Driving a wedge
Still, analysts say that the decision to suspend the exercises, combined with Trump’s stated desire to withdraw American troops from South Korea, have exacerbated concerns about the country’s long-term security, and the region’s. Lee Seong-hyon, a research fellow at the Sejong Institute in Seongnam, South Korea, warns that while it’s too early to know the full implications of the suspension, it could alter the balance of power in East Asia.
“It's more than weakening the US-ROK alliance,” Mr. Lee says in an email, referring to the Republic of Korea, South Korea’s formal name. “It will weaken the US leadership role in the region.”
Since the end of World War II, the US has maintained a firm foothold in East Asia and provided security assurances to its allies there. It has 28,500 troops stationed in South Korea and 54,000 in Japan. Long considered a stabilizing force in the region, the US, according to Lee, may now be abdicating that role, much to the delight of China.
“China sees the US alliance structure in the region as the major institutional device by Washington to contain China,” Lee says.
Under President Xi Jinping, China aims to supplant the US as the predominant power in Asia. Beijing has long called for an end to joint military drills between the US and South Korea and the removal of American troops from the Korean Peninsula.
The decision to suspend this summer's military exercises "could be something that actually helps China and North Korea more than it helps the negotiation process with North Korea,” Collins says.
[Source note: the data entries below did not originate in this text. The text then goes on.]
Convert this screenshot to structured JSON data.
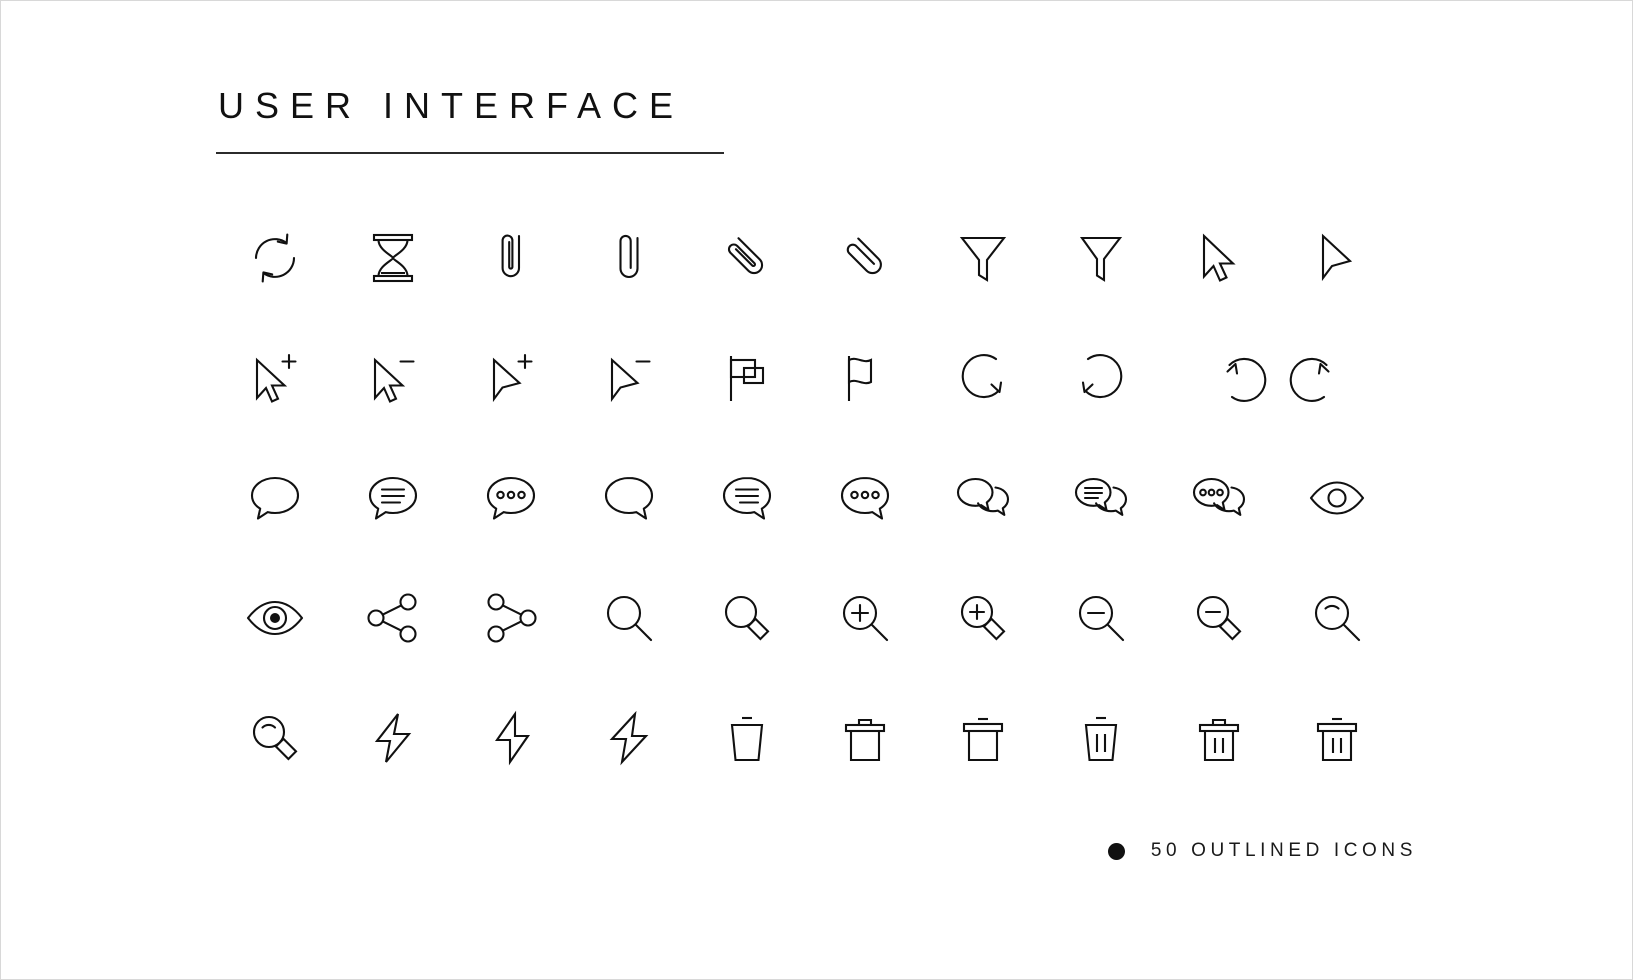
{
  "page": {
    "title": "USER INTERFACE",
    "background_color": "#ffffff",
    "stroke_color": "#111111",
    "rule_color": "#2b2b2b"
  },
  "footer": {
    "bullet": "filled-circle",
    "text": "50 OUTLINED ICONS",
    "count": 50
  },
  "grid": {
    "columns": 10,
    "rows": 5,
    "total": 50
  },
  "icons": [
    {
      "index": 1,
      "name": "refresh-icon",
      "label": "Refresh / sync circular arrows"
    },
    {
      "index": 2,
      "name": "hourglass-icon",
      "label": "Hourglass"
    },
    {
      "index": 3,
      "name": "paperclip-vertical-icon",
      "label": "Paperclip vertical"
    },
    {
      "index": 4,
      "name": "paperclip-vertical-open-icon",
      "label": "Paperclip vertical open"
    },
    {
      "index": 5,
      "name": "paperclip-diagonal-icon",
      "label": "Paperclip diagonal"
    },
    {
      "index": 6,
      "name": "paperclip-diagonal-alt-icon",
      "label": "Paperclip diagonal alternate"
    },
    {
      "index": 7,
      "name": "filter-funnel-icon",
      "label": "Filter funnel"
    },
    {
      "index": 8,
      "name": "filter-funnel-alt-icon",
      "label": "Filter funnel alternate"
    },
    {
      "index": 9,
      "name": "cursor-pointer-icon",
      "label": "Cursor pointer"
    },
    {
      "index": 10,
      "name": "cursor-arrow-icon",
      "label": "Cursor arrow"
    },
    {
      "index": 11,
      "name": "cursor-pointer-add-icon",
      "label": "Cursor pointer add"
    },
    {
      "index": 12,
      "name": "cursor-pointer-remove-icon",
      "label": "Cursor pointer remove"
    },
    {
      "index": 13,
      "name": "cursor-arrow-add-icon",
      "label": "Cursor arrow add"
    },
    {
      "index": 14,
      "name": "cursor-arrow-remove-icon",
      "label": "Cursor arrow remove"
    },
    {
      "index": 15,
      "name": "flag-rectangular-icon",
      "label": "Flag rectangular"
    },
    {
      "index": 16,
      "name": "flag-wavy-icon",
      "label": "Flag wavy"
    },
    {
      "index": 17,
      "name": "rotate-clockwise-icon",
      "label": "Rotate clockwise"
    },
    {
      "index": 18,
      "name": "rotate-counterclockwise-icon",
      "label": "Rotate counterclockwise"
    },
    {
      "index": 19,
      "name": "redo-icon",
      "label": "Redo circular arrow"
    },
    {
      "index": 20,
      "name": "undo-icon",
      "label": "Undo circular arrow"
    },
    {
      "index": 21,
      "name": "speech-bubble-icon",
      "label": "Speech bubble"
    },
    {
      "index": 22,
      "name": "speech-bubble-lines-icon",
      "label": "Speech bubble with lines"
    },
    {
      "index": 23,
      "name": "speech-bubble-dots-icon",
      "label": "Speech bubble with dots"
    },
    {
      "index": 24,
      "name": "speech-bubble-left-icon",
      "label": "Speech bubble left tail"
    },
    {
      "index": 25,
      "name": "speech-bubble-lines-left-icon",
      "label": "Speech bubble lines left tail"
    },
    {
      "index": 26,
      "name": "speech-bubble-dots-left-icon",
      "label": "Speech bubble dots left tail"
    },
    {
      "index": 27,
      "name": "chat-double-icon",
      "label": "Double chat bubbles"
    },
    {
      "index": 28,
      "name": "chat-double-lines-icon",
      "label": "Double chat bubbles with lines"
    },
    {
      "index": 29,
      "name": "chat-double-dots-icon",
      "label": "Double chat bubbles with dots"
    },
    {
      "index": 30,
      "name": "eye-icon",
      "label": "Eye"
    },
    {
      "index": 31,
      "name": "eye-bold-icon",
      "label": "Eye large pupil"
    },
    {
      "index": 32,
      "name": "share-nodes-left-icon",
      "label": "Share nodes left"
    },
    {
      "index": 33,
      "name": "share-nodes-right-icon",
      "label": "Share nodes right"
    },
    {
      "index": 34,
      "name": "search-icon",
      "label": "Magnifying glass"
    },
    {
      "index": 35,
      "name": "search-handle-icon",
      "label": "Magnifying glass thick handle"
    },
    {
      "index": 36,
      "name": "zoom-in-icon",
      "label": "Zoom in"
    },
    {
      "index": 37,
      "name": "zoom-in-handle-icon",
      "label": "Zoom in thick handle"
    },
    {
      "index": 38,
      "name": "zoom-out-icon",
      "label": "Zoom out"
    },
    {
      "index": 39,
      "name": "zoom-out-handle-icon",
      "label": "Zoom out thick handle"
    },
    {
      "index": 40,
      "name": "search-shine-icon",
      "label": "Magnifying glass with shine"
    },
    {
      "index": 41,
      "name": "search-shine-handle-icon",
      "label": "Magnifying glass shine thick handle"
    },
    {
      "index": 42,
      "name": "lightning-bolt-icon",
      "label": "Lightning bolt"
    },
    {
      "index": 43,
      "name": "lightning-bolt-thin-icon",
      "label": "Lightning bolt thin"
    },
    {
      "index": 44,
      "name": "lightning-bolt-alt-icon",
      "label": "Lightning bolt alternate"
    },
    {
      "index": 45,
      "name": "trash-simple-icon",
      "label": "Trash can simple"
    },
    {
      "index": 46,
      "name": "trash-lid-handle-icon",
      "label": "Trash can with handled lid"
    },
    {
      "index": 47,
      "name": "trash-lid-icon",
      "label": "Trash can with lid"
    },
    {
      "index": 48,
      "name": "trash-lines-icon",
      "label": "Trash can with lines"
    },
    {
      "index": 49,
      "name": "trash-lid-handle-lines-icon",
      "label": "Trash can handled lid with lines"
    },
    {
      "index": 50,
      "name": "trash-lid-lines-icon",
      "label": "Trash can lid with lines"
    }
  ]
}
“North Korea and China will take any opportunity they get to drive a wedge between the US and South Korea,” she adds. “Their ultimate goal is to have the alliance broken up and for US military forces to leave the region.”
While Trump continues to test the US-South Korea relationship, Mr. Xi has been working to shore up China’s alliance with North Korea. On Wednesday, Kim concluded a two-day tour of China, his third visit since March, during which Xi lauded the “positive” outcome of the Singapore summit and promised strong support.
"No matter how the international and regional situations change, the firm stance of the [Chinese Communist Party] and the Chinese government on consolidating and developing the relations with [North Korea] remains unchanged,” Xi told Kim, according to Xinhua, China’s state news agency. “The Chinese people's friendship with the [North Korean] people remains unchanged, and China's support for the socialist [North Korea] remains unchanged.”